There are AAA apple posters at key spots in the villages where drivers are urged to use caution now that school is officially back in session.
Then there are the hot spots that have people on Patch talking.
Since Patch posted some a few days ago, a few commenters have gravitated to one intersection in Tarrytown and one in Sleepy Hollow.
While kids were hit last school year by cars on Beekman, on North Washington, on Pocantico – all luckily without notable injuries – parents seem to feel the most threatened alongside and on Bedford Road in Sleepy Hollow.
“The steep hill and the blind spot on Bedford Road [at Pine Close] are a recipe for disaster,” Rose Hill wrote, “I can't believe the village has done nothing to help out for SAFE crossing.”

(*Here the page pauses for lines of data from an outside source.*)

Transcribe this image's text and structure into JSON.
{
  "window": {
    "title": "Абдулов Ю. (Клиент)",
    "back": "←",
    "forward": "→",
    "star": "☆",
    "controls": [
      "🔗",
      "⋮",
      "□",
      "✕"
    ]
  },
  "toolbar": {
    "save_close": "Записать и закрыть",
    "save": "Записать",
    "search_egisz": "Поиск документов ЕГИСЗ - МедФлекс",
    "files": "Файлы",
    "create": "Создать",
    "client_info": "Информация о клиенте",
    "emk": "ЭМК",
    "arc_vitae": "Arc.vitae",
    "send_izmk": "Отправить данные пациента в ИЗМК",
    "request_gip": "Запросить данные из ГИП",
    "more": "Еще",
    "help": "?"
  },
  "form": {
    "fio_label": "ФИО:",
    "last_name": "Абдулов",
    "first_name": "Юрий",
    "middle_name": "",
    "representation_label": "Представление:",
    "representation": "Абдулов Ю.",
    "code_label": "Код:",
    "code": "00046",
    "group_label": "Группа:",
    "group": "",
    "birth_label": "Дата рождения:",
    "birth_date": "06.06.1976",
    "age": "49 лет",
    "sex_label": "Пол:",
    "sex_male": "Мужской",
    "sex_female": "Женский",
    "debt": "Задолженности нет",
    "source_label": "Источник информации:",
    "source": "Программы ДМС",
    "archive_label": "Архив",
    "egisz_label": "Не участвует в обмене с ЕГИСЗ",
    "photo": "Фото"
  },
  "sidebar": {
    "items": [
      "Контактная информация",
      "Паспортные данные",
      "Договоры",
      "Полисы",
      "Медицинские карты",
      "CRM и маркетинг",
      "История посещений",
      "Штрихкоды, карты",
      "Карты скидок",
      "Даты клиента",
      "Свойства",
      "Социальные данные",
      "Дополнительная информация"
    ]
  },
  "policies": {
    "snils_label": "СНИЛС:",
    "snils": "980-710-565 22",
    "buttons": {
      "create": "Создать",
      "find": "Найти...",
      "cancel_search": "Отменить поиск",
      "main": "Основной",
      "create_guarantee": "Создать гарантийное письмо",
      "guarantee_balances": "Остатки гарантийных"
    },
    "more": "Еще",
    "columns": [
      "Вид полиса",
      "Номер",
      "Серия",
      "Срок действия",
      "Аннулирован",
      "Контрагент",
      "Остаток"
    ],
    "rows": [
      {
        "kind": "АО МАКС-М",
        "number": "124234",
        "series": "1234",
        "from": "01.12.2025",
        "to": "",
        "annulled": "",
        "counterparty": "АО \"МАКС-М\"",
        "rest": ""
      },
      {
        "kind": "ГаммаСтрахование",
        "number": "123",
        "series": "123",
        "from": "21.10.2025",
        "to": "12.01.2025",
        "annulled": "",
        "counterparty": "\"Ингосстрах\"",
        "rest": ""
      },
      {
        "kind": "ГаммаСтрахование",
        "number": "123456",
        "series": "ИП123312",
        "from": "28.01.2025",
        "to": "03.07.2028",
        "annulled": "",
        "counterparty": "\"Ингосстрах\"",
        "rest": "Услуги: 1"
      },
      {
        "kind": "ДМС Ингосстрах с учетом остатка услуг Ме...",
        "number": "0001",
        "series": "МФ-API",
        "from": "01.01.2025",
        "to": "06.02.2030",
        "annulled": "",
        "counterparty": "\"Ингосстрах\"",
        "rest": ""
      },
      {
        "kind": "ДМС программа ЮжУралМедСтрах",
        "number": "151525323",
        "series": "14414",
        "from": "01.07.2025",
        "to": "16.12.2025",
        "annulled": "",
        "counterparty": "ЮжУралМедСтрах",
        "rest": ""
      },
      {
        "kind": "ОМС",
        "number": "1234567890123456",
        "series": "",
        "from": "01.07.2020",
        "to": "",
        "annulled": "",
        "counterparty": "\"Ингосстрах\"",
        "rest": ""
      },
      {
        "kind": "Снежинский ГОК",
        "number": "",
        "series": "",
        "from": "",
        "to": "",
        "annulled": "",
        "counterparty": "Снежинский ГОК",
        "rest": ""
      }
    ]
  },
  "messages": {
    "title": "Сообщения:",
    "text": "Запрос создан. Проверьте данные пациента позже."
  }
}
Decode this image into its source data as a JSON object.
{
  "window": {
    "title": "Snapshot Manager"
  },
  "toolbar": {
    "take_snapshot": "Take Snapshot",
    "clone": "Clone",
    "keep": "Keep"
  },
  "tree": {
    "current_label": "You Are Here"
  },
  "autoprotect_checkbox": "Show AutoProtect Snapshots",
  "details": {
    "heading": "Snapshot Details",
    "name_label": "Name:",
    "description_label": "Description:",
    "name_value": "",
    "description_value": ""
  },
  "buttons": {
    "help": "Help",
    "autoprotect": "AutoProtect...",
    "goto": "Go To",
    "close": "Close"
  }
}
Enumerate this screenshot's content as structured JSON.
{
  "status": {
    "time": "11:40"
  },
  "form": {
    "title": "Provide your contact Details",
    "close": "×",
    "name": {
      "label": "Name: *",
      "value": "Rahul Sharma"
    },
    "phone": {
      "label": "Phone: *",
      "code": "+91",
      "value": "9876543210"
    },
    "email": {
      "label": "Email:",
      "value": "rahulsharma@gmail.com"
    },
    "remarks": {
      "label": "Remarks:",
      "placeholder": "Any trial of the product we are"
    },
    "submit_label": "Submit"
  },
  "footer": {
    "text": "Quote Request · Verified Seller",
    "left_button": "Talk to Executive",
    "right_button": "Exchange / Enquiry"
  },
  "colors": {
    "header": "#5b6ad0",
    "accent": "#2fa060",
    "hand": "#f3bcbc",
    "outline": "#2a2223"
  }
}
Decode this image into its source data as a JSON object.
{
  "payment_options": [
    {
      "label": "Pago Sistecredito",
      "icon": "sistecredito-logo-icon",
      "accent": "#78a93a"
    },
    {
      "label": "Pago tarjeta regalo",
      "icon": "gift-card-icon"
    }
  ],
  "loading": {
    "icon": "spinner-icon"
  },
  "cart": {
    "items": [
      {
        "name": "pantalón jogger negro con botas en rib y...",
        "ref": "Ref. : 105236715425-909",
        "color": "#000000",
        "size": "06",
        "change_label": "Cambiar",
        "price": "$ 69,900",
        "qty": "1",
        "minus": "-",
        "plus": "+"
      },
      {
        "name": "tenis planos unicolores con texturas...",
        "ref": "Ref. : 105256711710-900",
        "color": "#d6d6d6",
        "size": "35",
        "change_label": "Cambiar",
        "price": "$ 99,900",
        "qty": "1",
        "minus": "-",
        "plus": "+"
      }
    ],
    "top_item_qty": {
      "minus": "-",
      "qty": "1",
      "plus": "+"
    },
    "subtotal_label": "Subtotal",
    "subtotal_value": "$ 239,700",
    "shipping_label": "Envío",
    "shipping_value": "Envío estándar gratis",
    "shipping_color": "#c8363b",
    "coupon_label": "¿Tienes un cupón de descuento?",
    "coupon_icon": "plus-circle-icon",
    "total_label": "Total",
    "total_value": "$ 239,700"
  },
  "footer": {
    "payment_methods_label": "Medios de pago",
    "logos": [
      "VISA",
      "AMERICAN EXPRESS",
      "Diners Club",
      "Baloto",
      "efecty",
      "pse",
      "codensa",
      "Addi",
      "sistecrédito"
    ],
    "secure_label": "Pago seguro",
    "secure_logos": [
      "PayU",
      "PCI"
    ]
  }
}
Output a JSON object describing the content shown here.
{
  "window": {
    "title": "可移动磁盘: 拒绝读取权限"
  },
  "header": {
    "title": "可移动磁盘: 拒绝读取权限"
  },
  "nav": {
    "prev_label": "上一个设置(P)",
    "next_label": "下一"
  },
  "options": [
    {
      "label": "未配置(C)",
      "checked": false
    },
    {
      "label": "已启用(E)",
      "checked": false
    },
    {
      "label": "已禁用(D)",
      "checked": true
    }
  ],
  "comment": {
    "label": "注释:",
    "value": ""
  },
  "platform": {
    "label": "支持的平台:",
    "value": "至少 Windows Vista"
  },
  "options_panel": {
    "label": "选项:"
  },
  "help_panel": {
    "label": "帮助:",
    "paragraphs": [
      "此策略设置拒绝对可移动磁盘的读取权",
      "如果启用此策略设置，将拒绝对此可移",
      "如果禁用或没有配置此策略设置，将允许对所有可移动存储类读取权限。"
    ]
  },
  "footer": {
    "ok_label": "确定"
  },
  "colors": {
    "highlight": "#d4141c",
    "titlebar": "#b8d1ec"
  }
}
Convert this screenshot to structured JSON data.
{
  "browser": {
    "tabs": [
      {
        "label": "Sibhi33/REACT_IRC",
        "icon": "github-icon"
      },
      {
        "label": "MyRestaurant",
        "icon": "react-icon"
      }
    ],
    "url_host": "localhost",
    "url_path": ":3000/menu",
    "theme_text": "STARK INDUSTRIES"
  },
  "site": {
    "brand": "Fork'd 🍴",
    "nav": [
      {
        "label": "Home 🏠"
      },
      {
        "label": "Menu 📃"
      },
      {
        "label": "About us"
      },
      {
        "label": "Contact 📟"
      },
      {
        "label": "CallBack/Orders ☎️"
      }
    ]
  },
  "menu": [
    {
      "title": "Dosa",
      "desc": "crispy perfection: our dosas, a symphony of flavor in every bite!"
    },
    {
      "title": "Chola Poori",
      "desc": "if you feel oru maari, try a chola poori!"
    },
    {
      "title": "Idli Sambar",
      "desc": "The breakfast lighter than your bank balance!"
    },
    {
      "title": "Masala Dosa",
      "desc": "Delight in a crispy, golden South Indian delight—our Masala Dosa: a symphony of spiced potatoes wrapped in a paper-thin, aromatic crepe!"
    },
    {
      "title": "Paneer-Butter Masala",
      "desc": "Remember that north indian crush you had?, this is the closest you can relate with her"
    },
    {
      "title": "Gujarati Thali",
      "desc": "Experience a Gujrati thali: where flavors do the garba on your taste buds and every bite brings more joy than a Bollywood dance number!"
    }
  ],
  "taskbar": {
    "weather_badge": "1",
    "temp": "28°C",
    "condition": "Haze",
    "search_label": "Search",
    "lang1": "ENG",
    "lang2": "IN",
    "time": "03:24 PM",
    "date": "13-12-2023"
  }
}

In Tarrytown, to enter Washington Irving, pedestrians cross at South Broadway and Franklin Street, rather than directly in front of the school, which commenter Patricia took issue with.
“The children at WI should be crossing directly in front of the school entrance, I don't known why the school has them crossing at South Broadway and Franklin St. Oh wait I do know why, because that is the way they did it 60 years ago so that's the way it has to be done today.”
Tarrytown Police Chief Scott Brown defended the choice.
“The school does not select the crossing locations the police department does,” Brown said. The department assigns the guards at intersections in accordance with the AAA Pedestrian Safety Program. “Additionally, since manpower is at a premium and it is not feasible to post officers on every block we strive to obtain the maximum benefit by strategically placing our officers where they will have the most impact.”
The police officer at South Broadway/Franklin Street, Brown said, is responsible to cross children approaching the school from points north and east as well as maintaining the orderly flow of commuter traffic. "Officer assignments are done for a reason not because we object to change."
Patricia had some advice for kids to “cross with purpose” and for parents to “leave themselves a little extra time when dropping their kids off.”
To which another reader Ethel responded, “perhaps the commuters could leave early so they are not whizzing around WI trying to make their trains.”
And thus the tension between continues.
Chief Brown stood up for the force's commitment to pedestrian safety. “Our pedestrian safety record is one of the best in the county," he said. "I can't attest to the last sixty years but I can speak for the last thirty-one, it seems to work just fine for everyone else!”
Is there an intersection you'd like to see a crossing guard, or at least a caution sign, at? Tell us in the comments.